Rule 7: Practice
Mahatma Gandhi said, "An ounce of practice is worth more than tons of preaching." But before you pick up that wedge and refine your flop shot, here's a little preaching about when, where and how to practice during and between rounds without violating the Rules of Golf.
BEFORE OR BETWEEN ROUNDS
1. In match play, you can practice on the course before you play (Rule 7-1a).
2. In stroke play, you can't practice on the course before you play a round, or between rounds of a multiday competition played on consecutive days (Rule 7-1b). This includes putting on the greens. The penalty is disqualification. Note: You can chip or putt near the first tee before the round.
DURING THE ROUND
1. You can't make a practice stroke while playing a hole (Rule 7-2). Note: A practice swing is not a practice stroke. You can make a practice swing anytime.

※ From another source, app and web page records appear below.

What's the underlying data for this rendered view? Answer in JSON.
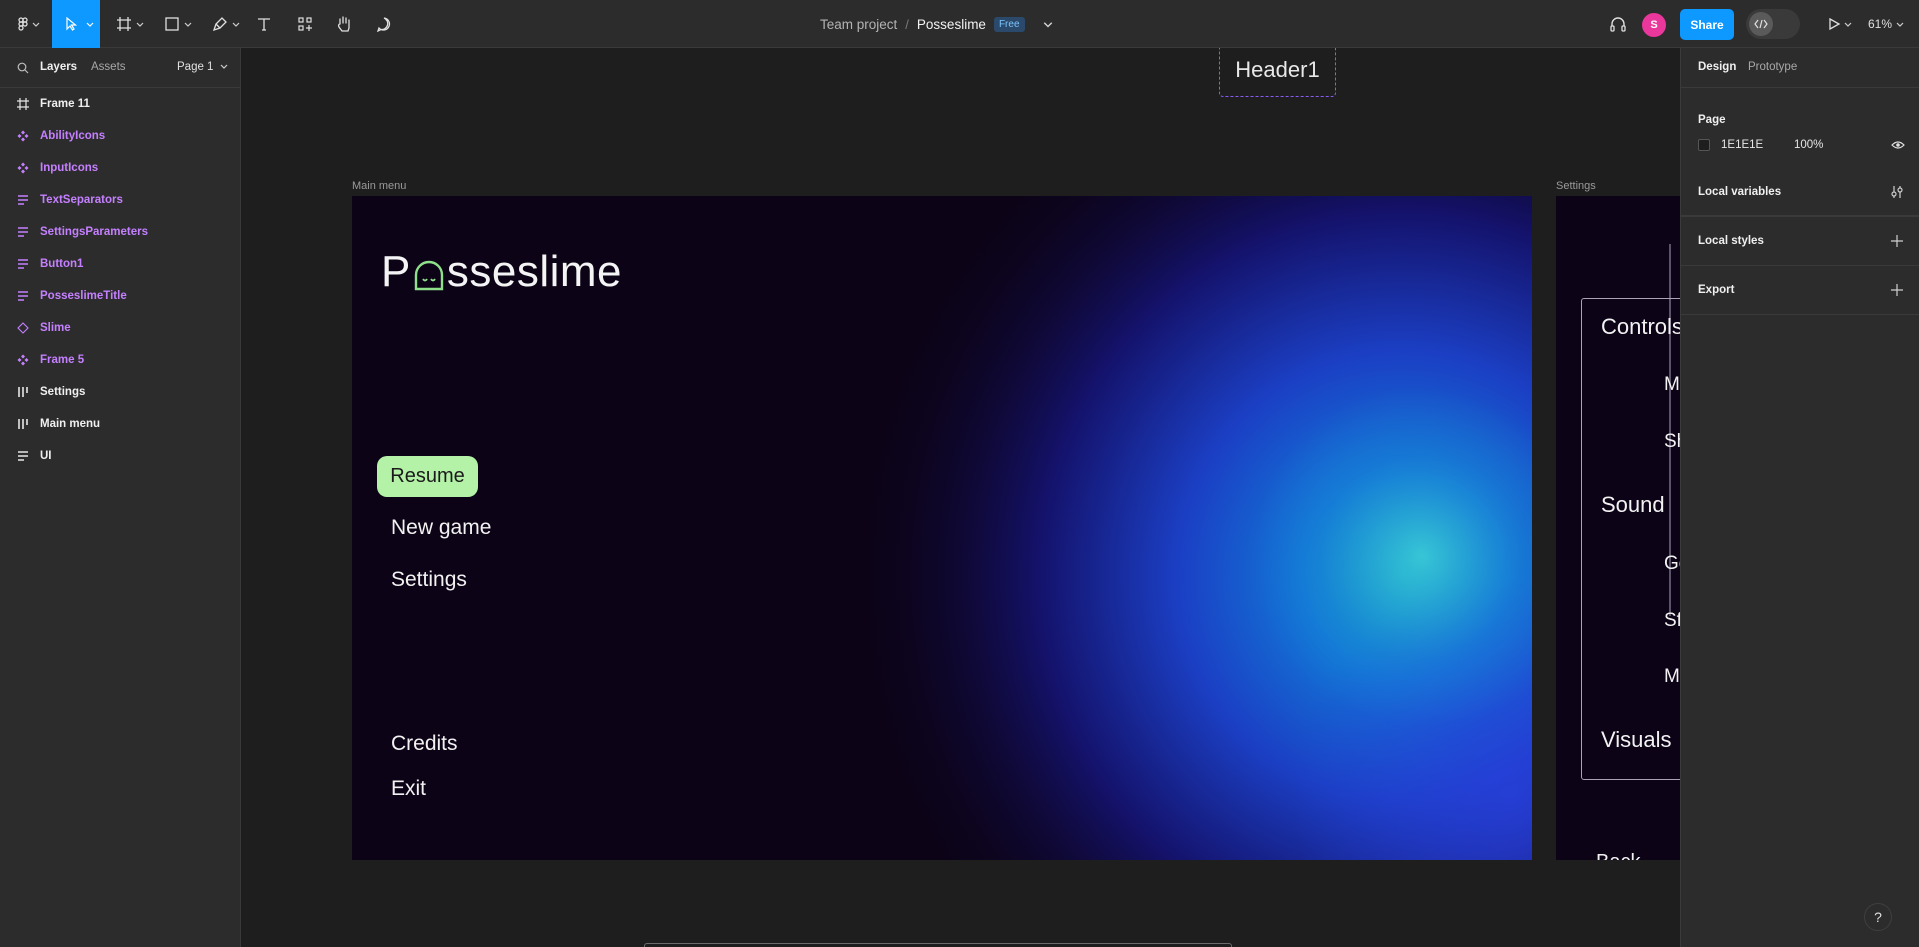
{
  "toolbar": {
    "breadcrumb": "Team project",
    "separator": "/",
    "file_name": "Posseslime",
    "plan_badge": "Free",
    "avatar_initial": "S",
    "share_label": "Share",
    "zoom": "61%",
    "accent": "#0d99ff"
  },
  "left_panel": {
    "tabs": {
      "layers": "Layers",
      "assets": "Assets",
      "page": "Page 1"
    },
    "layers": [
      {
        "name": "Frame 11",
        "icon": "frame-icon",
        "color": "white"
      },
      {
        "name": "AbilityIcons",
        "icon": "component-icon",
        "color": "purple"
      },
      {
        "name": "InputIcons",
        "icon": "component-icon",
        "color": "purple"
      },
      {
        "name": "TextSeparators",
        "icon": "auto-layout-vertical-icon",
        "color": "purple"
      },
      {
        "name": "SettingsParameters",
        "icon": "auto-layout-vertical-icon",
        "color": "purple"
      },
      {
        "name": "Button1",
        "icon": "auto-layout-vertical-icon",
        "color": "purple"
      },
      {
        "name": "PosseslimeTitle",
        "icon": "auto-layout-vertical-icon",
        "color": "purple"
      },
      {
        "name": "Slime",
        "icon": "instance-icon",
        "color": "purple"
      },
      {
        "name": "Frame 5",
        "icon": "component-icon",
        "color": "purple"
      },
      {
        "name": "Settings",
        "icon": "auto-layout-horizontal-icon",
        "color": "white"
      },
      {
        "name": "Main menu",
        "icon": "auto-layout-horizontal-icon",
        "color": "white"
      },
      {
        "name": "UI",
        "icon": "auto-layout-vertical-icon",
        "color": "white"
      }
    ]
  },
  "canvas": {
    "header_label": "Header1",
    "main_menu_label": "Main menu",
    "settings_label": "Settings",
    "main_menu": {
      "logo_left": "P",
      "logo_right": "sseslime",
      "resume": "Resume",
      "new_game": "New game",
      "settings": "Settings",
      "credits": "Credits",
      "exit": "Exit",
      "resume_color": "#b4f2a8"
    },
    "settings": {
      "controls": "Controls",
      "sound": "Sound",
      "visuals": "Visuals",
      "back": "Back",
      "controls_sub": [
        "M",
        "Sh"
      ],
      "sound_sub": [
        "Ge",
        "Sf",
        "M"
      ]
    }
  },
  "right_panel": {
    "tabs": {
      "design": "Design",
      "prototype": "Prototype"
    },
    "page_heading": "Page",
    "page_color": "1E1E1E",
    "page_opacity": "100%",
    "local_variables": "Local variables",
    "local_styles": "Local styles",
    "export": "Export"
  },
  "help_label": "?"
}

2. Between holes, you can putt or chip near the green of the last hole played, on any practice green or near the next hole's teeing ground (Rule 7-2). However, the practice stroke cannot be made from a hazard nor can it delay play (Rule 6-7). Note: Once a hole has been decided in match play, it's OK to finish playing the hole.
OTHER NOTES ON PRACTICE
1. A caddie can test a green before a round without getting his player disqualified. The player is only responsible for a caddie's actions during a round. (Rule 6-1, Decision 7-1b/5).
2. It's OK to casually flick a practice ball back onto a range during play of a hole, but if you make a practice stroke, it's considered a violation of Rule 7-2 (loss of hole in match play, two-shot penalty in stroke play).
Q: How are holes assigned their course handicap?
A: Many golfers think holes are handicapped (stroke allocation) from hardest to easiest. Actually, holes are handicapped to maximize the number of halved holes in a match.
The stroke-allocation table is based on what works the best, on average, for all players in head-to-head matches. When a 3-handicap plays a 5-handicap, for example, the two holes on which the 5 gets a stroke should be the holes where he most needs a stroke to halve the hole. It doesn't always work, but that's the intent. Odd numbers are assigned to the front nine and even numbers to the back, unless the back nine is a lot more difficult.
Years ago, a player receiving strokes could pick any hole to use them, including a hole he had just finished playing. It was called a "bisque." Try it sometime. (For more on handicapping, see "What is a 10-handicapper?")
By Dean Knuth, Golf Digest Professional Advisor Former senior director of the USGA handicap department, Knuth invented the current USGA Course Rating and Slope System.